▶ Entries shown:
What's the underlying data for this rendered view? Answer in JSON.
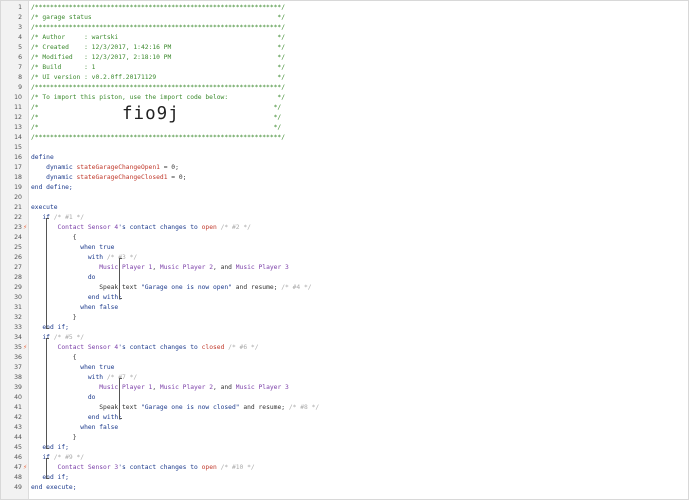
{
  "editor": {
    "import_code": "fio9j",
    "lines": [
      {
        "n": "1",
        "segs": [
          {
            "t": "/*****************************************************************/",
            "c": "c-cmt"
          }
        ]
      },
      {
        "n": "2",
        "segs": [
          {
            "t": "/* garage status                                                 */",
            "c": "c-cmt"
          }
        ]
      },
      {
        "n": "3",
        "segs": [
          {
            "t": "/*****************************************************************/",
            "c": "c-cmt"
          }
        ]
      },
      {
        "n": "4",
        "segs": [
          {
            "t": "/* Author     : wartski                                          */",
            "c": "c-cmt"
          }
        ]
      },
      {
        "n": "5",
        "segs": [
          {
            "t": "/* Created    : 12/3/2017, 1:42:16 PM                            */",
            "c": "c-cmt"
          }
        ]
      },
      {
        "n": "6",
        "segs": [
          {
            "t": "/* Modified   : 12/3/2017, 2:18:10 PM                            */",
            "c": "c-cmt"
          }
        ]
      },
      {
        "n": "7",
        "segs": [
          {
            "t": "/* Build      : 1                                                */",
            "c": "c-cmt"
          }
        ]
      },
      {
        "n": "8",
        "segs": [
          {
            "t": "/* UI version : v0.2.0ff.20171129                                */",
            "c": "c-cmt"
          }
        ]
      },
      {
        "n": "9",
        "segs": [
          {
            "t": "/*****************************************************************/",
            "c": "c-cmt"
          }
        ]
      },
      {
        "n": "10",
        "segs": [
          {
            "t": "/* To import this piston, use the import code below:             */",
            "c": "c-cmt"
          }
        ]
      },
      {
        "n": "11",
        "segs": [
          {
            "t": "/*                                                              */",
            "c": "c-cmt"
          }
        ]
      },
      {
        "n": "12",
        "segs": [
          {
            "t": "/*                                                              */",
            "c": "c-cmt"
          }
        ]
      },
      {
        "n": "13",
        "segs": [
          {
            "t": "/*                                                              */",
            "c": "c-cmt"
          }
        ]
      },
      {
        "n": "14",
        "segs": [
          {
            "t": "/*****************************************************************/",
            "c": "c-cmt"
          }
        ]
      },
      {
        "n": "15",
        "segs": []
      },
      {
        "n": "16",
        "segs": [
          {
            "t": "define",
            "c": "kw"
          }
        ]
      },
      {
        "n": "17",
        "segs": [
          {
            "t": "    dynamic ",
            "c": "kw"
          },
          {
            "t": "stateGarageChangeOpen1",
            "c": "var"
          },
          {
            "t": " = 0;",
            "c": "txt"
          }
        ]
      },
      {
        "n": "18",
        "segs": [
          {
            "t": "    dynamic ",
            "c": "kw"
          },
          {
            "t": "stateGarageChangeClosed1",
            "c": "var"
          },
          {
            "t": " = 0;",
            "c": "txt"
          }
        ]
      },
      {
        "n": "19",
        "segs": [
          {
            "t": "end define;",
            "c": "kw"
          }
        ]
      },
      {
        "n": "20",
        "segs": []
      },
      {
        "n": "21",
        "segs": [
          {
            "t": "execute",
            "c": "kw"
          }
        ]
      },
      {
        "n": "22",
        "segs": [
          {
            "t": "   if ",
            "c": "kw"
          },
          {
            "t": "/* #1 */",
            "c": "dim"
          }
        ]
      },
      {
        "n": "23",
        "mark": "⚡",
        "segs": [
          {
            "t": "       Contact Sensor 4",
            "c": "dev"
          },
          {
            "t": "'s contact changes to ",
            "c": "kw"
          },
          {
            "t": "open",
            "c": "val"
          },
          {
            "t": " /* #2 */",
            "c": "dim"
          }
        ]
      },
      {
        "n": "24",
        "segs": [
          {
            "t": "           {",
            "c": "txt"
          }
        ]
      },
      {
        "n": "25",
        "segs": [
          {
            "t": "             when true",
            "c": "kw"
          }
        ]
      },
      {
        "n": "26",
        "segs": [
          {
            "t": "               with ",
            "c": "kw"
          },
          {
            "t": "/* #3 */",
            "c": "dim"
          }
        ]
      },
      {
        "n": "27",
        "segs": [
          {
            "t": "                  Music Player 1",
            "c": "dev"
          },
          {
            "t": ", ",
            "c": "txt"
          },
          {
            "t": "Music Player 2",
            "c": "dev"
          },
          {
            "t": ", and ",
            "c": "txt"
          },
          {
            "t": "Music Player 3",
            "c": "dev"
          }
        ]
      },
      {
        "n": "28",
        "segs": [
          {
            "t": "               do",
            "c": "kw"
          }
        ]
      },
      {
        "n": "29",
        "segs": [
          {
            "t": "                  Speak text ",
            "c": "txt"
          },
          {
            "t": "\"Garage one is now open\"",
            "c": "str"
          },
          {
            "t": " and resume; ",
            "c": "txt"
          },
          {
            "t": "/* #4 */",
            "c": "dim"
          }
        ]
      },
      {
        "n": "30",
        "segs": [
          {
            "t": "               end with;",
            "c": "kw"
          }
        ]
      },
      {
        "n": "31",
        "segs": [
          {
            "t": "             when false",
            "c": "kw"
          }
        ]
      },
      {
        "n": "32",
        "segs": [
          {
            "t": "           }",
            "c": "txt"
          }
        ]
      },
      {
        "n": "33",
        "segs": [
          {
            "t": "   end if;",
            "c": "kw"
          }
        ]
      },
      {
        "n": "34",
        "segs": [
          {
            "t": "   if ",
            "c": "kw"
          },
          {
            "t": "/* #5 */",
            "c": "dim"
          }
        ]
      },
      {
        "n": "35",
        "mark": "⚡",
        "segs": [
          {
            "t": "       Contact Sensor 4",
            "c": "dev"
          },
          {
            "t": "'s contact changes to ",
            "c": "kw"
          },
          {
            "t": "closed",
            "c": "val"
          },
          {
            "t": " /* #6 */",
            "c": "dim"
          }
        ]
      },
      {
        "n": "36",
        "segs": [
          {
            "t": "           {",
            "c": "txt"
          }
        ]
      },
      {
        "n": "37",
        "segs": [
          {
            "t": "             when true",
            "c": "kw"
          }
        ]
      },
      {
        "n": "38",
        "segs": [
          {
            "t": "               with ",
            "c": "kw"
          },
          {
            "t": "/* #7 */",
            "c": "dim"
          }
        ]
      },
      {
        "n": "39",
        "segs": [
          {
            "t": "                  Music Player 1",
            "c": "dev"
          },
          {
            "t": ", ",
            "c": "txt"
          },
          {
            "t": "Music Player 2",
            "c": "dev"
          },
          {
            "t": ", and ",
            "c": "txt"
          },
          {
            "t": "Music Player 3",
            "c": "dev"
          }
        ]
      },
      {
        "n": "40",
        "segs": [
          {
            "t": "               do",
            "c": "kw"
          }
        ]
      },
      {
        "n": "41",
        "segs": [
          {
            "t": "                  Speak text ",
            "c": "txt"
          },
          {
            "t": "\"Garage one is now closed\"",
            "c": "str"
          },
          {
            "t": " and resume; ",
            "c": "txt"
          },
          {
            "t": "/* #8 */",
            "c": "dim"
          }
        ]
      },
      {
        "n": "42",
        "segs": [
          {
            "t": "               end with;",
            "c": "kw"
          }
        ]
      },
      {
        "n": "43",
        "segs": [
          {
            "t": "             when false",
            "c": "kw"
          }
        ]
      },
      {
        "n": "44",
        "segs": [
          {
            "t": "           }",
            "c": "txt"
          }
        ]
      },
      {
        "n": "45",
        "segs": [
          {
            "t": "   end if;",
            "c": "kw"
          }
        ]
      },
      {
        "n": "46",
        "segs": [
          {
            "t": "   if ",
            "c": "kw"
          },
          {
            "t": "/* #9 */",
            "c": "dim"
          }
        ]
      },
      {
        "n": "47",
        "mark": "⚡",
        "segs": [
          {
            "t": "       Contact Sensor 3",
            "c": "dev"
          },
          {
            "t": "'s contact changes to ",
            "c": "kw"
          },
          {
            "t": "open",
            "c": "val"
          },
          {
            "t": " /* #10 */",
            "c": "dim"
          }
        ]
      },
      {
        "n": "48",
        "segs": [
          {
            "t": "   end if;",
            "c": "kw"
          }
        ]
      },
      {
        "n": "49",
        "segs": [
          {
            "t": "end execute;",
            "c": "kw"
          }
        ]
      }
    ]
  }
}
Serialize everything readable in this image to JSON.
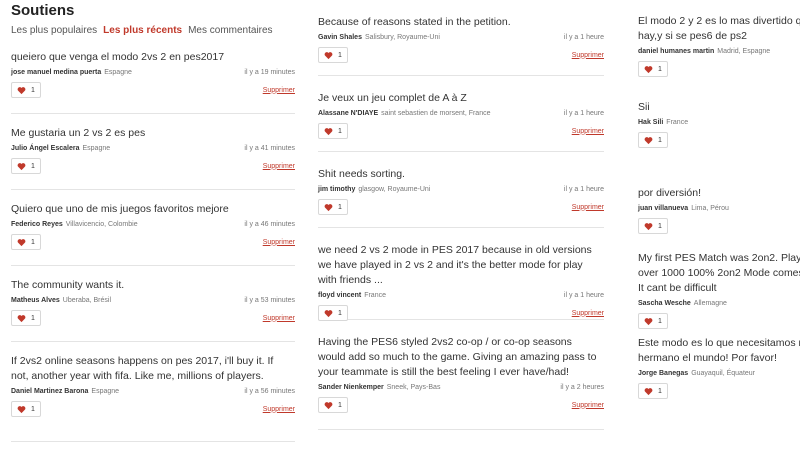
{
  "page": {
    "title": "Soutiens"
  },
  "tabs": [
    {
      "label": "Les plus populaires",
      "active": false
    },
    {
      "label": "Les plus récents",
      "active": true
    },
    {
      "label": "Mes commentaires",
      "active": false
    }
  ],
  "ui": {
    "delete_label": "Supprimer",
    "heart_color": "#c0392b",
    "accent": "#c0392b"
  },
  "columns": [
    [
      {
        "text": "queiero que venga el modo 2vs 2 en pes2017",
        "author": "jose manuel medina puerta",
        "place": "Espagne",
        "time": "il y a 19 minutes",
        "likes": "1"
      },
      {
        "text": "Me gustaria un 2 vs 2 es pes",
        "author": "Julio Ángel Escalera",
        "place": "Espagne",
        "time": "il y a 41 minutes",
        "likes": "1"
      },
      {
        "text": "Quiero que uno de mis juegos favoritos mejore",
        "author": "Federico Reyes",
        "place": "Villavicencio, Colombie",
        "time": "il y a 46 minutes",
        "likes": "1"
      },
      {
        "text": "The community wants it.",
        "author": "Matheus Alves",
        "place": "Uberaba, Brésil",
        "time": "il y a 53 minutes",
        "likes": "1"
      },
      {
        "text": "If 2vs2 online seasons happens on pes 2017, i'll buy it. If not, another year with fifa. Like me, millions of players.",
        "author": "Daniel Martinez Barona",
        "place": "Espagne",
        "time": "il y a 56 minutes",
        "likes": "1"
      }
    ],
    [
      {
        "text": "Because of reasons stated in the petition.",
        "author": "Gavin Shales",
        "place": "Salisbury, Royaume-Uni",
        "time": "il y a 1 heure",
        "likes": "1"
      },
      {
        "text": "Je veux un jeu complet de A à Z",
        "author": "Alassane N'DIAYE",
        "place": "saint sebastien de morsent, France",
        "time": "il y a 1 heure",
        "likes": "1"
      },
      {
        "text": "Shit needs sorting.",
        "author": "jim timothy",
        "place": "glasgow, Royaume-Uni",
        "time": "il y a 1 heure",
        "likes": "1"
      },
      {
        "text": "we need 2 vs 2 mode in PES 2017 because in old versions we have played in 2 vs 2 and it's the better mode for play with friends ...",
        "author": "floyd vincent",
        "place": "France",
        "time": "il y a 1 heure",
        "likes": "1"
      },
      {
        "text": "Having the PES6 styled 2vs2 co-op / or co-op seasons would add so much to the game. Giving an amazing pass to your teammate is still the best feeling I ever have/had!",
        "author": "Sander Nienkemper",
        "place": "Sneek, Pays-Bas",
        "time": "il y a 2 heures",
        "likes": "1"
      }
    ],
    [
      {
        "text": "El modo 2 y 2 es lo mas divertido que hay,y si se pes6 de ps2",
        "author": "daniel humanes martin",
        "place": "Madrid, Espagne",
        "time": "",
        "likes": "1"
      },
      {
        "text": "Sii",
        "author": "Hak Sili",
        "place": "France",
        "time": "",
        "likes": "1"
      },
      {
        "text": "por diversión!",
        "author": "juan villanueva",
        "place": "Lima, Pérou",
        "time": "",
        "likes": "1"
      },
      {
        "text": "My first PES Match was 2on2. Played over 1000 100% 2on2 Mode comes back. It cant be difficult",
        "author": "Sascha Wesche",
        "place": "Allemagne",
        "time": "",
        "likes": "1"
      },
      {
        "text": "Este modo es lo que necesitamos mi hermano el mundo! Por favor!",
        "author": "Jorge Banegas",
        "place": "Guayaquil, Équateur",
        "time": "",
        "likes": "1"
      }
    ]
  ]
}
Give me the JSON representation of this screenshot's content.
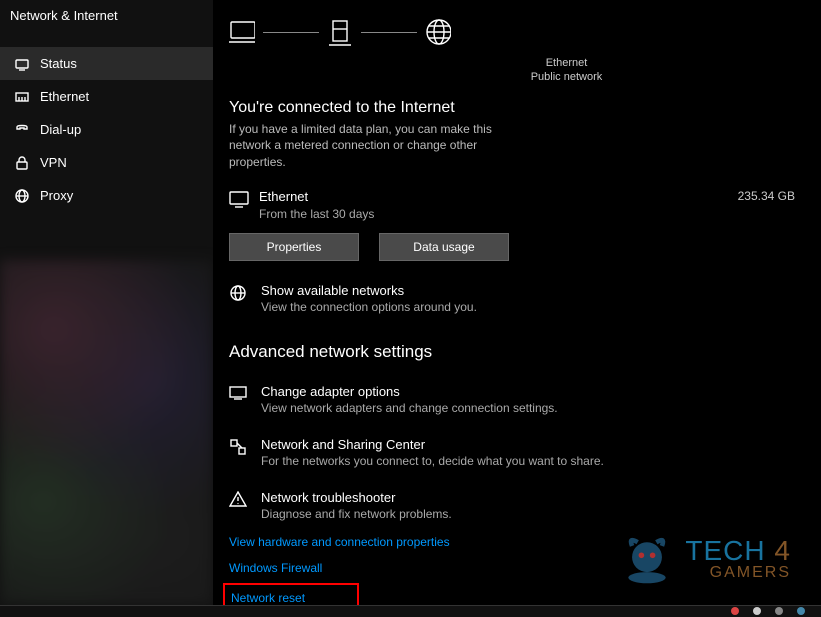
{
  "sidebar": {
    "title": "Network & Internet",
    "items": [
      {
        "label": "Status",
        "icon": "status-icon"
      },
      {
        "label": "Ethernet",
        "icon": "ethernet-icon"
      },
      {
        "label": "Dial-up",
        "icon": "dialup-icon"
      },
      {
        "label": "VPN",
        "icon": "vpn-icon"
      },
      {
        "label": "Proxy",
        "icon": "proxy-icon"
      }
    ]
  },
  "diagram": {
    "mid_label1": "Ethernet",
    "mid_label2": "Public network"
  },
  "status": {
    "heading": "You're connected to the Internet",
    "desc": "If you have a limited data plan, you can make this network a metered connection or change other properties.",
    "conn_name": "Ethernet",
    "conn_sub": "From the last 30 days",
    "conn_usage": "235.34 GB",
    "btn_properties": "Properties",
    "btn_datausage": "Data usage"
  },
  "show_networks": {
    "title": "Show available networks",
    "sub": "View the connection options around you."
  },
  "advanced": {
    "heading": "Advanced network settings",
    "adapter": {
      "title": "Change adapter options",
      "sub": "View network adapters and change connection settings."
    },
    "sharing": {
      "title": "Network and Sharing Center",
      "sub": "For the networks you connect to, decide what you want to share."
    },
    "trouble": {
      "title": "Network troubleshooter",
      "sub": "Diagnose and fix network problems."
    },
    "link_hw": "View hardware and connection properties",
    "link_fw": "Windows Firewall",
    "link_reset": "Network reset"
  },
  "watermark": {
    "line1a": "TECH",
    "line1b": "4",
    "line2": "GAMERS"
  }
}
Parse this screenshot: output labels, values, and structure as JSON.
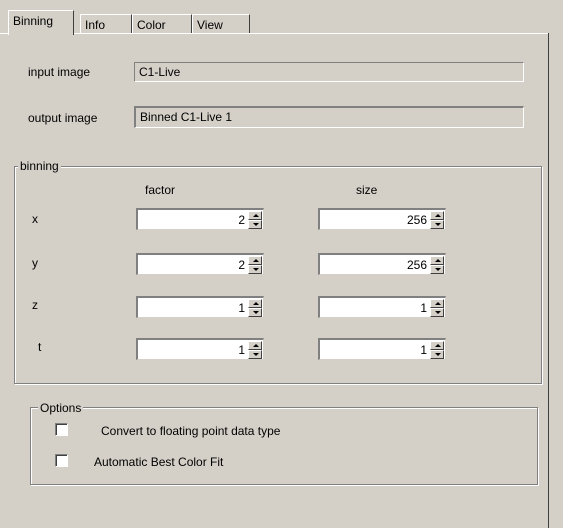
{
  "tabs": [
    {
      "label": "Binning",
      "active": true
    },
    {
      "label": "Info",
      "active": false
    },
    {
      "label": "Color",
      "active": false
    },
    {
      "label": "View",
      "active": false
    }
  ],
  "images": {
    "input_label": "input  image",
    "input_value": "C1-Live",
    "output_label": "output image",
    "output_value": "Binned C1-Live 1"
  },
  "binning": {
    "title": "binning",
    "factor_header": "factor",
    "size_header": "size",
    "rows": [
      {
        "axis": "x",
        "factor": "2",
        "size": "256"
      },
      {
        "axis": "y",
        "factor": "2",
        "size": "256"
      },
      {
        "axis": "z",
        "factor": "1",
        "size": "1"
      },
      {
        "axis": "t",
        "factor": "1",
        "size": "1"
      }
    ]
  },
  "options": {
    "title": "Options",
    "convert_label": "Convert to floating point data type",
    "convert_checked": false,
    "autofit_label": "Automatic Best Color Fit",
    "autofit_checked": false
  }
}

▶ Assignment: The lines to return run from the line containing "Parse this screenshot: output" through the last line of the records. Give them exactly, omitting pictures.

▶ Response area:
Parse this screenshot: output labels, values, and structure as JSON.
{
  "tabs": [
    {
      "label": "Binning",
      "active": true
    },
    {
      "label": "Info",
      "active": false
    },
    {
      "label": "Color",
      "active": false
    },
    {
      "label": "View",
      "active": false
    }
  ],
  "images": {
    "input_label": "input  image",
    "input_value": "C1-Live",
    "output_label": "output image",
    "output_value": "Binned C1-Live 1"
  },
  "binning": {
    "title": "binning",
    "factor_header": "factor",
    "size_header": "size",
    "rows": [
      {
        "axis": "x",
        "factor": "2",
        "size": "256"
      },
      {
        "axis": "y",
        "factor": "2",
        "size": "256"
      },
      {
        "axis": "z",
        "factor": "1",
        "size": "1"
      },
      {
        "axis": "t",
        "factor": "1",
        "size": "1"
      }
    ]
  },
  "options": {
    "title": "Options",
    "convert_label": "Convert to floating point data type",
    "convert_checked": false,
    "autofit_label": "Automatic Best Color Fit",
    "autofit_checked": false
  }
}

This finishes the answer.